BY Kim Dhillon in Reviews | 06 MAY 06
Featured in
Issue 99

Jose Damasceno

BY Kim Dhillon in Reviews | 06 MAY 06

Jose Damasceno’s wry sculptures, installations, photographs and drawings are works that reveal how they came into being. Damasceno lives and works in Rio de Janeiro, and his first UK solo exhibition, ‘INFRAMARKET’, is timely. On display across town at the Barbican is ‘Tropicalia’, a survey demonstrating how Hélio Oiticica’s 1967 eponymous installation gave the revolutionary Brazilian cultural movement its focus. Oiticica’s and Lygia Clark’s participatory sculptures in ‘Tropicalia’ provide ways of reading Damasceno’s own practice and give background context to the work. His art is gentler than that of the Neo-Concretists, a playful way of working with site-specific sculpture that is mellow without feeling restrained.

Step by Step (all works 2006) is the heart of the show, entirely covering the second room’s floor. A dance-step chart normally used to map out the foxtrot or polka is translated into marble footprints carefully scattered across the gallery. Chunky foot-shaped wedges, each about 2 cm thick, are placed close together and piled on top of one another to show a fast-paced dance or a single spot that the dancer would move on for a while. With some of these piled seven or eight high, the sculpture builds up from the floor in sturdy layers. Marble – a classical sculpture and flooring material – becomes both the trace and the plan for a dance that would usually occur on top of it. With his meticulous repetitions he unravels the complex relationships between an object and its material that are otherwise taken for granted.

Known for using unorthodox materials – chess pieces or blackboard erasers, for example – Damasceno has returned to traditional sculptural materials of stone and metal. Can You Hear Me?, a double-headed trumpet, is a conjoined twin of a musical instrument. Two brassy horns face in opposite directions, with the mouthpieces meeting in the middle to form a single tube. The instrument is rendered useless: no air can enter the mouthpiece and no sound can escape.

The impotent trumpet sits in front of Organogram, a diagram made by pressing inked rubber stamps directly onto the wall. The words ‘yesterday’, ‘today’ and ‘tomorrow’ are stamped repeatedly in slightly curved lines, mapping out a round shape on the wall. The points where they meet presumably hint at the present. Literally translated from Portuguese, an organogram is an ‘organizational chart’. However, there’s no obvious organized structure in the wall-piece: rather, carefully controlled and worked-over random patterns. The trails of words form a large shape, nearly five feet high and wide, that vaguely resembles something organic: a rock, a round shell or a big cabbage. Some lines travel inside the shape, making veins that end without warning and little paths that lead nowhere. In previous Organograms Damasceno worked on paper, but here on the wall there are some smudges where he’s pushed the stamp unevenly or caught a finger on a word not yet dry. The result is pleasingly tactile: what seem from a distance like faint and perfectly drawn, flawless lines reveal their making and faults when looked at more closely.

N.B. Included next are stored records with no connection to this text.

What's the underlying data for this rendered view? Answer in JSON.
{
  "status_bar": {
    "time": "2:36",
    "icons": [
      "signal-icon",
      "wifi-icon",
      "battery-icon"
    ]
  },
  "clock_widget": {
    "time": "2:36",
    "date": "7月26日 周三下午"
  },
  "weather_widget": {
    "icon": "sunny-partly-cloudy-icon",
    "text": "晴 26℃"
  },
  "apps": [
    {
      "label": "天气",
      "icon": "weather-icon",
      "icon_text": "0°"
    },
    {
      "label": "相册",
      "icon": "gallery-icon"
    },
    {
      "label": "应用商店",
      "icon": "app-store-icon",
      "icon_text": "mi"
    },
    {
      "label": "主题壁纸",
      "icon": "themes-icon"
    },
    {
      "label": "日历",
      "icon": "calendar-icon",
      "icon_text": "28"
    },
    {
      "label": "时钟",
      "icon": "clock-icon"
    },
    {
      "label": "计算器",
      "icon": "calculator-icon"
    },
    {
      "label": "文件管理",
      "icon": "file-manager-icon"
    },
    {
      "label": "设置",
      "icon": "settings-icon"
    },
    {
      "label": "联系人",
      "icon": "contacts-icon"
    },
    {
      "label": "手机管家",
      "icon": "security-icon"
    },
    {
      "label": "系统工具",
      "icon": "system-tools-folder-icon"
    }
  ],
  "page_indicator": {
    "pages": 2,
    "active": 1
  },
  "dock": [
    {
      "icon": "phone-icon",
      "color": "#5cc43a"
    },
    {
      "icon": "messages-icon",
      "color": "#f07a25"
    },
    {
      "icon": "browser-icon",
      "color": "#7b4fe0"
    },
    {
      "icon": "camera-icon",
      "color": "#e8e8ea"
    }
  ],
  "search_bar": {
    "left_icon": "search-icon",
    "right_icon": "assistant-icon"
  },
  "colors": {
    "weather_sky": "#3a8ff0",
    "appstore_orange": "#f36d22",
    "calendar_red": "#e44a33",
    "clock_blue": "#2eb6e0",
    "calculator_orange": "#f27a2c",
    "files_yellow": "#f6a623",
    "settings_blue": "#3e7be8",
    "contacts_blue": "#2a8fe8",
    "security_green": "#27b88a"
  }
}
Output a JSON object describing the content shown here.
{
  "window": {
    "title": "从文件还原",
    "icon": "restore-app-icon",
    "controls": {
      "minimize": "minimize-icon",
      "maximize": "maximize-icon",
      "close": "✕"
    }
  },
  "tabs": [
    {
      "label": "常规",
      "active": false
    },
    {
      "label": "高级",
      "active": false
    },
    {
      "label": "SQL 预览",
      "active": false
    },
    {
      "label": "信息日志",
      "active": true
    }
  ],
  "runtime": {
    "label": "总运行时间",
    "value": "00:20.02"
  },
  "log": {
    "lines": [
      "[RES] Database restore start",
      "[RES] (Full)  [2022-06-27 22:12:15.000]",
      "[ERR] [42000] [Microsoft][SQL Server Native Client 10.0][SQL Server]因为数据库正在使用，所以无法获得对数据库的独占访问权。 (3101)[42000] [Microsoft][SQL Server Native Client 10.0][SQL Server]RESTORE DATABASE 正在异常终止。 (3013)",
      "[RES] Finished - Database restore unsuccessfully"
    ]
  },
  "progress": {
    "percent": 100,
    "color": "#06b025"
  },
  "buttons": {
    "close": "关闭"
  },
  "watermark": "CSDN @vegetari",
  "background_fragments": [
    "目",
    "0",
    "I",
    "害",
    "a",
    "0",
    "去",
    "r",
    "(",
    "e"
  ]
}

Three works – Gruta (Cave), Garage and O Avaliador (The Assessor) – hung in the third room. Garage shows a desolate landscape extending beyond its frame: a grey brick protrudes from the image, while another sits below on the floor. A photograph is also the starting-point for Gruta, a delicate collage recalling storybook illustration in which a solitary man dwarfed by stalactites watches lights sparking in the distance. Damasceno is concerned with transformation – moving from one form (photography) to another (sculpture, collage) – resulting in a pleasantly delayed realization of how layered his process is.

The artist hints at his methods with the show’s title: while ‘market’ refers to an area of activity, ‘infra’ is used in academic manuscripts to refer a reader to a point later in the text. His works slowly reveal the relationship of forms to materials, giving a quiet nod to his influences and the development of his concepts.